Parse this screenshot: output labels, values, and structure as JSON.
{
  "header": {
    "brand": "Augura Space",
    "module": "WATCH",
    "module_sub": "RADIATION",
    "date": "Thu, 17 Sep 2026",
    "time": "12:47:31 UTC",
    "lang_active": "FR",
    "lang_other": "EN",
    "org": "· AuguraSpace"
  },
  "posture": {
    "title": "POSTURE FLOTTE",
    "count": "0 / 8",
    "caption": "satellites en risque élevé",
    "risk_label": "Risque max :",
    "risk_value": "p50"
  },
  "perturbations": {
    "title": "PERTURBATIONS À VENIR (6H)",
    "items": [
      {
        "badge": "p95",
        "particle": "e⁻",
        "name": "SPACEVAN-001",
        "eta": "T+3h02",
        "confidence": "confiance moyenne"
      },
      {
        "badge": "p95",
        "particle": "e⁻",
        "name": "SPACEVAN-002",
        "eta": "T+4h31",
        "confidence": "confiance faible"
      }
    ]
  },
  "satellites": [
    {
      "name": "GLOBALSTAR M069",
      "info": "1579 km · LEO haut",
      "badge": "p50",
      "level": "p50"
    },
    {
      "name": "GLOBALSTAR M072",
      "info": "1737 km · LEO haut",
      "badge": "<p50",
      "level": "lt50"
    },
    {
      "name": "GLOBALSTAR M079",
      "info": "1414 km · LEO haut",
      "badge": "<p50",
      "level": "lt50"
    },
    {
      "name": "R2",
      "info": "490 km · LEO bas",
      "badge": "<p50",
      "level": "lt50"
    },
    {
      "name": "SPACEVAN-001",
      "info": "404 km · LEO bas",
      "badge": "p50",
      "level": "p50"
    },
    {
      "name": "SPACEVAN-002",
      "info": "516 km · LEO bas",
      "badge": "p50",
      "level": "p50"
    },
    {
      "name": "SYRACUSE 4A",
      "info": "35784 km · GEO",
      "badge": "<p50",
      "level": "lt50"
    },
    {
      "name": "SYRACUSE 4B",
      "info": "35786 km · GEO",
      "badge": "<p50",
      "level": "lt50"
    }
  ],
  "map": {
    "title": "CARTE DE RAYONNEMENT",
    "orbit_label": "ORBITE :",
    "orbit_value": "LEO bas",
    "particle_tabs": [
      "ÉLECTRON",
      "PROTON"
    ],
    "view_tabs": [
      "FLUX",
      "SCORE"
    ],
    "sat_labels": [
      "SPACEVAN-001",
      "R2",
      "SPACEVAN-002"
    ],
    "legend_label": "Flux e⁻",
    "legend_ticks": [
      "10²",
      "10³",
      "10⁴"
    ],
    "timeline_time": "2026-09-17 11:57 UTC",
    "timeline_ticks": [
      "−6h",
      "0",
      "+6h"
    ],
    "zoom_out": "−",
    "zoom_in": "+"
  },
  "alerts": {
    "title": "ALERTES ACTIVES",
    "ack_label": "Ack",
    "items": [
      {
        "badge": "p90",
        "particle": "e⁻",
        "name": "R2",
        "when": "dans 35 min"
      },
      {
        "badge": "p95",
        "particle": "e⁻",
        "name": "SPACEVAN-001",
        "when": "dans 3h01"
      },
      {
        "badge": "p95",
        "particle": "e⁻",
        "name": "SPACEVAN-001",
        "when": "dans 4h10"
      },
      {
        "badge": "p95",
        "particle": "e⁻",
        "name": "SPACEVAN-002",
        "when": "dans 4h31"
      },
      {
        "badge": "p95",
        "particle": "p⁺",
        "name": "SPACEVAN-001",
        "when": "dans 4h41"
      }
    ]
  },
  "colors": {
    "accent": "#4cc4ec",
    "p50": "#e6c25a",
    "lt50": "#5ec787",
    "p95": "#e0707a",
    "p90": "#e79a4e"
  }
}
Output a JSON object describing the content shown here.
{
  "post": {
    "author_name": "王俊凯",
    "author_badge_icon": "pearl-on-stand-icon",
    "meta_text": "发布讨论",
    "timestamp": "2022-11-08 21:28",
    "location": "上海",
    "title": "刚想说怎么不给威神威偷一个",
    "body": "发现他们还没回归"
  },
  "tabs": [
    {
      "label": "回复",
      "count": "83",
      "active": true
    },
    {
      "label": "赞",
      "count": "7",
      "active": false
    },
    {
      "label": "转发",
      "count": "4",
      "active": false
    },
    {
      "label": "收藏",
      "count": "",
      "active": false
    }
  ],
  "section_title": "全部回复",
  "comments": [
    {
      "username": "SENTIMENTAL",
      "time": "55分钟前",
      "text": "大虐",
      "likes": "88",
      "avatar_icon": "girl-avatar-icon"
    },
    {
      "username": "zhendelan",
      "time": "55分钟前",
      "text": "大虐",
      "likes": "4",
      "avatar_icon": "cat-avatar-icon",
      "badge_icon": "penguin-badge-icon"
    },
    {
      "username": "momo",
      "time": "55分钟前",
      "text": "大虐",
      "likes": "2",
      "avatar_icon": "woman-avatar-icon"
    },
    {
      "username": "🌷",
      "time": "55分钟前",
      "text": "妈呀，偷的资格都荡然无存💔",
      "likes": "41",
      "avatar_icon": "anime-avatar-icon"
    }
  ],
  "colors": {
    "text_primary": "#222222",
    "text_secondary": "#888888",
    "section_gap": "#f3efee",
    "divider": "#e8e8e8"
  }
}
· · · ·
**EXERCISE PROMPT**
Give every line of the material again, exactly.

**COMPLETED TASK**
Parse this screenshot: output labels, values, and structure as JSON.
{
  "header": {
    "brand": "Augura Space",
    "module": "WATCH",
    "module_sub": "RADIATION",
    "date": "Thu, 17 Sep 2026",
    "time": "12:47:31 UTC",
    "lang_active": "FR",
    "lang_other": "EN",
    "org": "· AuguraSpace"
  },
  "posture": {
    "title": "POSTURE FLOTTE",
    "count": "0 / 8",
    "caption": "satellites en risque élevé",
    "risk_label": "Risque max :",
    "risk_value": "p50"
  },
  "perturbations": {
    "title": "PERTURBATIONS À VENIR (6H)",
    "items": [
      {
        "badge": "p95",
        "particle": "e⁻",
        "name": "SPACEVAN-001",
        "eta": "T+3h02",
        "confidence": "confiance moyenne"
      },
      {
        "badge": "p95",
        "particle": "e⁻",
        "name": "SPACEVAN-002",
        "eta": "T+4h31",
        "confidence": "confiance faible"
      }
    ]
  },
  "satellites": [
    {
      "name": "GLOBALSTAR M069",
      "info": "1579 km · LEO haut",
      "badge": "p50",
      "level": "p50"
    },
    {
      "name": "GLOBALSTAR M072",
      "info": "1737 km · LEO haut",
      "badge": "<p50",
      "level": "lt50"
    },
    {
      "name": "GLOBALSTAR M079",
      "info": "1414 km · LEO haut",
      "badge": "<p50",
      "level": "lt50"
    },
    {
      "name": "R2",
      "info": "490 km · LEO bas",
      "badge": "<p50",
      "level": "lt50"
    },
    {
      "name": "SPACEVAN-001",
      "info": "404 km · LEO bas",
      "badge": "p50",
      "level": "p50"
    },
    {
      "name": "SPACEVAN-002",
      "info": "516 km · LEO bas",
      "badge": "p50",
      "level": "p50"
    },
    {
      "name": "SYRACUSE 4A",
      "info": "35784 km · GEO",
      "badge": "<p50",
      "level": "lt50"
    },
    {
      "name": "SYRACUSE 4B",
      "info": "35786 km · GEO",
      "badge": "<p50",
      "level": "lt50"
    }
  ],
  "map": {
    "title": "CARTE DE RAYONNEMENT",
    "orbit_label": "ORBITE :",
    "orbit_value": "LEO bas",
    "particle_tabs": [
      "ÉLECTRON",
      "PROTON"
    ],
    "view_tabs": [
      "FLUX",
      "SCORE"
    ],
    "sat_labels": [
      "SPACEVAN-001",
      "R2",
      "SPACEVAN-002"
    ],
    "legend_label": "Flux e⁻",
    "legend_ticks": [
      "10²",
      "10³",
      "10⁴"
    ],
    "timeline_time": "2026-09-17 11:57 UTC",
    "timeline_ticks": [
      "−6h",
      "0",
      "+6h"
    ],
    "zoom_out": "−",
    "zoom_in": "+"
  },
  "alerts": {
    "title": "ALERTES ACTIVES",
    "ack_label": "Ack",
    "items": [
      {
        "badge": "p90",
        "particle": "e⁻",
        "name": "R2",
        "when": "dans 35 min"
      },
      {
        "badge": "p95",
        "particle": "e⁻",
        "name": "SPACEVAN-001",
        "when": "dans 3h01"
      },
      {
        "badge": "p95",
        "particle": "e⁻",
        "name": "SPACEVAN-001",
        "when": "dans 4h10"
      },
      {
        "badge": "p95",
        "particle": "e⁻",
        "name": "SPACEVAN-002",
        "when": "dans 4h31"
      },
      {
        "badge": "p95",
        "particle": "p⁺",
        "name": "SPACEVAN-001",
        "when": "dans 4h41"
      }
    ]
  },
  "colors": {
    "accent": "#4cc4ec",
    "p50": "#e6c25a",
    "lt50": "#5ec787",
    "p95": "#e0707a",
    "p90": "#e79a4e"
  }
}
Output a JSON object describing the content shown here.
{
  "post": {
    "author_name": "王俊凯",
    "author_badge_icon": "pearl-on-stand-icon",
    "meta_text": "发布讨论",
    "timestamp": "2022-11-08 21:28",
    "location": "上海",
    "title": "刚想说怎么不给威神威偷一个",
    "body": "发现他们还没回归"
  },
  "tabs": [
    {
      "label": "回复",
      "count": "83",
      "active": true
    },
    {
      "label": "赞",
      "count": "7",
      "active": false
    },
    {
      "label": "转发",
      "count": "4",
      "active": false
    },
    {
      "label": "收藏",
      "count": "",
      "active": false
    }
  ],
  "section_title": "全部回复",
  "comments": [
    {
      "username": "SENTIMENTAL",
      "time": "55分钟前",
      "text": "大虐",
      "likes": "88",
      "avatar_icon": "girl-avatar-icon"
    },
    {
      "username": "zhendelan",
      "time": "55分钟前",
      "text": "大虐",
      "likes": "4",
      "avatar_icon": "cat-avatar-icon",
      "badge_icon": "penguin-badge-icon"
    },
    {
      "username": "momo",
      "time": "55分钟前",
      "text": "大虐",
      "likes": "2",
      "avatar_icon": "woman-avatar-icon"
    },
    {
      "username": "🌷",
      "time": "55分钟前",
      "text": "妈呀，偷的资格都荡然无存💔",
      "likes": "41",
      "avatar_icon": "anime-avatar-icon"
    }
  ],
  "colors": {
    "text_primary": "#222222",
    "text_secondary": "#888888",
    "section_gap": "#f3efee",
    "divider": "#e8e8e8"
  }
}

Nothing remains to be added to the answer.